Official US Government Icon

Official websites use .gov
A .gov website belongs to an official government organization in the United States.

Secure Site Icon

Secure .gov websites use HTTPS
A lock ( ) or https:// means you’ve safely connected to the .gov website. Share sensitive information only on official, secure websites.

The latest general information on the Coronavirus Disease 2019 (COVID-19) is available on Coronavirus.gov. For USDOT specific COVID-19 resources, please visit our page.

United States Department of Transportation United States Department of Transportation

Saxton Transportation Operations Laboratory TO-13004: Simulation for Research on Automated Longitudinal Vehicle Control

Project Information

Project ID:
FHWA-PROJ-13-0030
Project Abstract:

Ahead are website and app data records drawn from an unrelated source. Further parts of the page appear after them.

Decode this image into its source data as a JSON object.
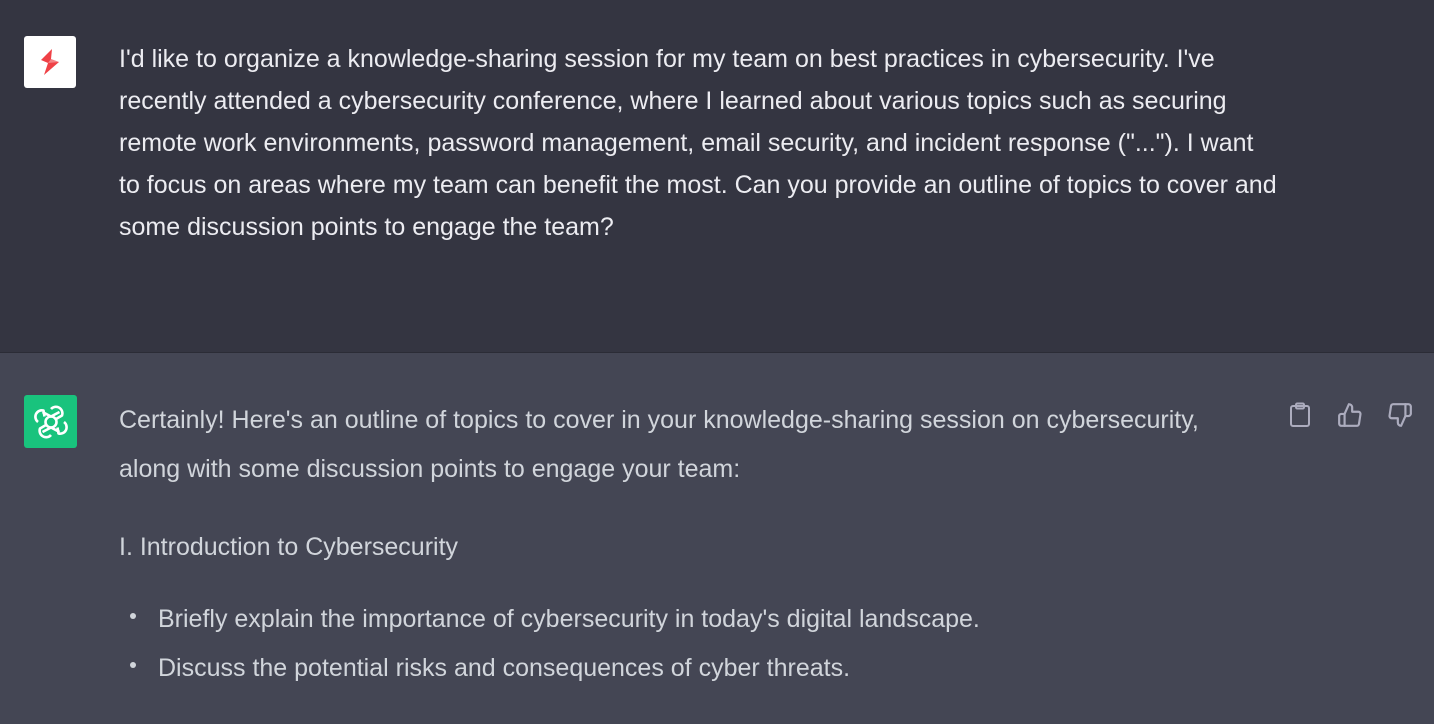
{
  "user_message": {
    "text": "I'd like to organize a knowledge-sharing session for my team on best practices in cybersecurity. I've recently attended a cybersecurity conference, where I learned about various topics such as securing remote work environments, password management, email security, and incident response (\"...\"). I want to focus on areas where my team can benefit the most. Can you provide an outline of topics to cover and some discussion points to engage the team?"
  },
  "assistant_message": {
    "intro": "Certainly! Here's an outline of topics to cover in your knowledge-sharing session on cybersecurity, along with some discussion points to engage your team:",
    "section_heading": "I. Introduction to Cybersecurity",
    "bullets": [
      "Briefly explain the importance of cybersecurity in today's digital landscape.",
      "Discuss the potential risks and consequences of cyber threats."
    ]
  },
  "actions": {
    "copy_icon": "clipboard-icon",
    "thumbs_up_icon": "thumbs-up-icon",
    "thumbs_down_icon": "thumbs-down-icon"
  },
  "colors": {
    "user_bg": "#343541",
    "assistant_bg": "#444654",
    "bot_avatar": "#19c37d",
    "user_avatar_mark": "#ef4146"
  }
}
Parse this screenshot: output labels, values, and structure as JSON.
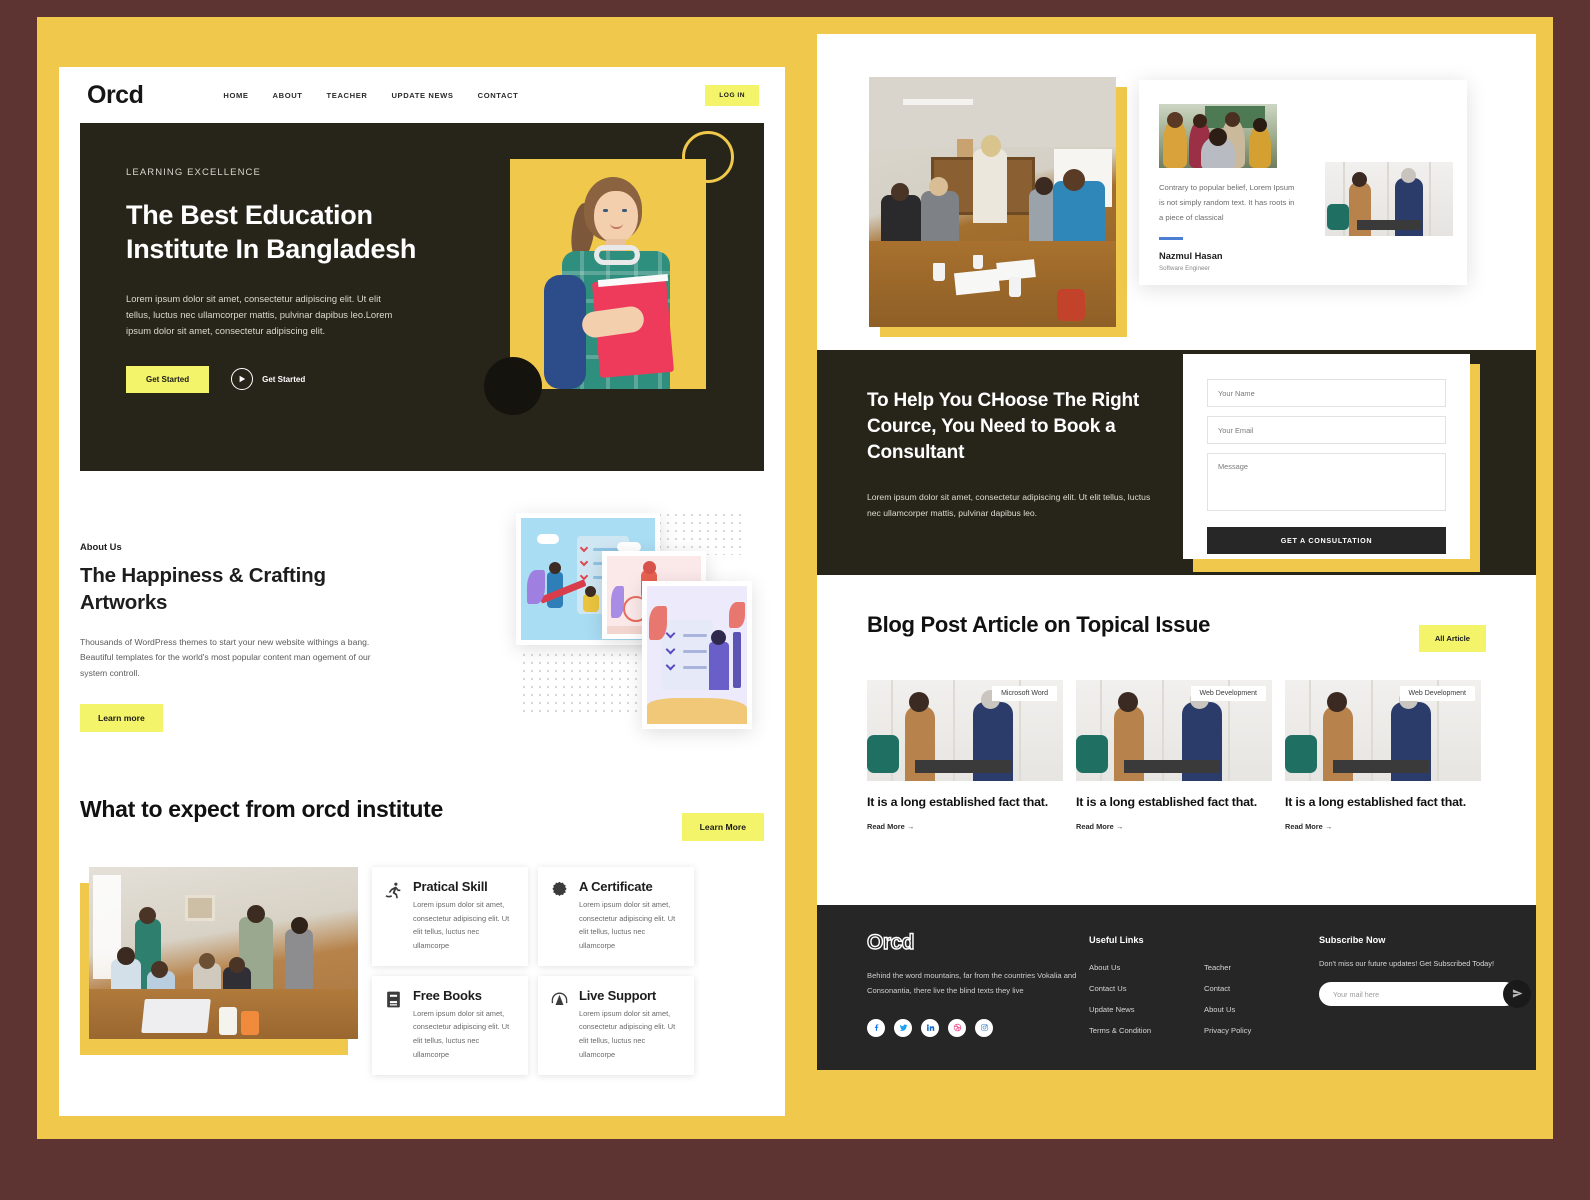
{
  "theme": {
    "yellow": "#f0c84b",
    "accent_yellow": "#f4f46a",
    "dark": "#27241a",
    "footer_dark": "#262626",
    "frame_border": "#5d3432",
    "testimonial_rule": "#4a7fd4"
  },
  "header": {
    "logo": "Orcd",
    "nav": [
      {
        "label": "HOME"
      },
      {
        "label": "ABOUT"
      },
      {
        "label": "TEACHER"
      },
      {
        "label": "UPDATE NEWS"
      },
      {
        "label": "CONTACT"
      }
    ],
    "login_label": "LOG IN"
  },
  "hero": {
    "eyebrow": "LEARNING EXCELLENCE",
    "title": "The Best Education Institute In Bangladesh",
    "body": "Lorem ipsum dolor sit amet, consectetur adipiscing elit. Ut elit tellus, luctus nec ullamcorper mattis, pulvinar dapibus leo.Lorem ipsum dolor sit amet, consectetur adipiscing elit.",
    "primary_cta": "Get Started",
    "secondary_cta": "Get Started"
  },
  "about": {
    "eyebrow": "About Us",
    "title": "The Happiness & Crafting Artworks",
    "body": "Thousands of WordPress themes to start your new website withings a bang. Beautiful templates for the world's most popular content man ogement of our system controll.",
    "cta": "Learn more"
  },
  "expect": {
    "title": "What to expect from orcd institute",
    "cta": "Learn More",
    "features": [
      {
        "icon": "skier-icon",
        "title": "Pratical Skill",
        "desc": "Lorem ipsum dolor sit amet, consectetur adipiscing elit. Ut elit tellus, luctus nec ullamcorpe"
      },
      {
        "icon": "certificate-badge-icon",
        "title": "A Certificate",
        "desc": "Lorem ipsum dolor sit amet, consectetur adipiscing elit. Ut elit tellus, luctus nec ullamcorpe"
      },
      {
        "icon": "book-icon",
        "title": "Free Books",
        "desc": "Lorem ipsum dolor sit amet, consectetur adipiscing elit. Ut elit tellus, luctus nec ullamcorpe"
      },
      {
        "icon": "headset-support-icon",
        "title": "Live Support",
        "desc": "Lorem ipsum dolor sit amet, consectetur adipiscing elit. Ut elit tellus, luctus nec ullamcorpe"
      }
    ]
  },
  "testimonial": {
    "quote": "Contrary to popular belief, Lorem Ipsum is not simply random text. It has roots in a piece of classical",
    "name": "Nazmul Hasan",
    "role": "Software Engineer"
  },
  "consult": {
    "title": "To Help You CHoose The Right Cource, You Need to Book a Consultant",
    "body": "Lorem ipsum dolor sit amet, consectetur adipiscing elit. Ut elit tellus, luctus nec ullamcorper mattis, pulvinar dapibus leo.",
    "form": {
      "name_placeholder": "Your Name",
      "email_placeholder": "Your Email",
      "message_placeholder": "Message",
      "submit_label": "GET A CONSULTATION"
    }
  },
  "blog": {
    "title": "Blog Post Article on Topical Issue",
    "cta": "All Article",
    "posts": [
      {
        "tag": "Microsoft Word",
        "title": "It is a long established fact that.",
        "read_more": "Read More →"
      },
      {
        "tag": "Web Development",
        "title": "It is a long established fact that.",
        "read_more": "Read More →"
      },
      {
        "tag": "Web Development",
        "title": "It is a long established fact that.",
        "read_more": "Read More →"
      }
    ]
  },
  "footer": {
    "logo": "Orcd",
    "desc": "Behind the word mountains, far from the countries Vokalia and Consonantia, there live the blind texts they live",
    "socials": [
      {
        "name": "facebook-icon"
      },
      {
        "name": "twitter-icon"
      },
      {
        "name": "linkedin-icon"
      },
      {
        "name": "dribbble-icon"
      },
      {
        "name": "instagram-icon"
      }
    ],
    "links_heading": "Useful Links",
    "links_col1": [
      {
        "label": "About Us"
      },
      {
        "label": "Contact Us"
      },
      {
        "label": "Update News"
      },
      {
        "label": "Terms & Condition"
      }
    ],
    "links_col2": [
      {
        "label": "Teacher"
      },
      {
        "label": "Contact"
      },
      {
        "label": "About Us"
      },
      {
        "label": "Privacy Policy"
      }
    ],
    "subscribe_heading": "Subscribe Now",
    "subscribe_text": "Don't miss our future updates! Get Subscribed Today!",
    "subscribe_placeholder": "Your mail here",
    "subscribe_button": "send-icon"
  }
}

Cooperative adaptive cruise control (CACC) is a promising near-term application that could significantly improve the quality of the driving experience by reducing the stress and burden of driving on freeways and by improving the stability and safety of the traffic stream by reducing speed variations and consequent shock waves. The CACC application would be enabled by vehicle sensors, vehicle-vehicle communication, improved positioning, related technologies on vehicles, and, potentially, complementary technology on the roadway infrastructure as well. Near-term deployments of CACC can be expected to be evolutionary and build upon the technological foundations and consumer experience of adaptive cruise control (ACC), while retaining many of the features of ACC, including car-following rules that still allow drivers time to intervene in emergencies and hence preserve safety margins. But even early CACC systems are expected to provide significant mobility, safety, and driver comfort benefits. This project would identify and analyze alternative early CACC service concepts, including the formation and use of platoons of CACC-enabled vehicles, to assess the range of possible benefits. Alternative operational factors including percentage of CACC-equipped vehicles, the formation and maintenance of platoons, interactions with nonequipped vehicles, effects of different vehicle types, and the use of dedicated or otherwise managed lanes, and driver choices as to gaps for car following will be analyzed using traffic microsimulation models.

Goals:

  • Conduct a review of current practices of automated longitudinal control (ALV).
  • Develop a test plan for and select ALV test scenarios.
  • Execute simulation of ALV including CACC.
Research HUB ID:
7909
Project Status:
Completed
Project Funding Amount (Contract Award Amount):
$500,425.00
Start Date:
End Date:
Public Access Plan:
No
Laboratory:
  • Saxton Transportation Operations Laboratory
Grant/Contract ID:
  • DTFH61-12-D-01020
FHWA Program Area:
  • Operations

Contact Information

Management Organizations

Sponsor Organization

Organization Role:
Sponsor Organization
Organization:
Federal Highway Administration: Office of Research, Development, and Technology - Office of Operations Research and Development
Contact Role:
Project Lead

Managing Organization

Organization Role:
Project Managing Organization
Organization:
Federal Highway Administration: Office of Operations
Contact Role:
Project Contact

Performing Organization

Organization Role:
Performing Organization
Organization:
SAIC